---------- SOURCE DATA ----------

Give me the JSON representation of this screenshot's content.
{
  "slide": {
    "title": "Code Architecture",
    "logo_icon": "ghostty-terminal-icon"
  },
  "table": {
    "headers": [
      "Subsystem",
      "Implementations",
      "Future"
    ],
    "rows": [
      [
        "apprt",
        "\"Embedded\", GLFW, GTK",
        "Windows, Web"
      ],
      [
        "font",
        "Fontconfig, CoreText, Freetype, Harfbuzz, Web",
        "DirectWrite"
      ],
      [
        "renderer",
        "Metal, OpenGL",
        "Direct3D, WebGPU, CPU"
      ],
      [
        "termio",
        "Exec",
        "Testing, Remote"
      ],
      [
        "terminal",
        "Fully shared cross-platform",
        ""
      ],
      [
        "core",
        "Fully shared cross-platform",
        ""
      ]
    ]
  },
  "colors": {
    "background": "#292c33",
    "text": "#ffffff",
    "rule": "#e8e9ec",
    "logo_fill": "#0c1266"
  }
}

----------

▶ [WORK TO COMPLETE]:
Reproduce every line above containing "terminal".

▶ [TASK RESULT]:
    "logo_icon": "ghostty-terminal-icon"
        "terminal",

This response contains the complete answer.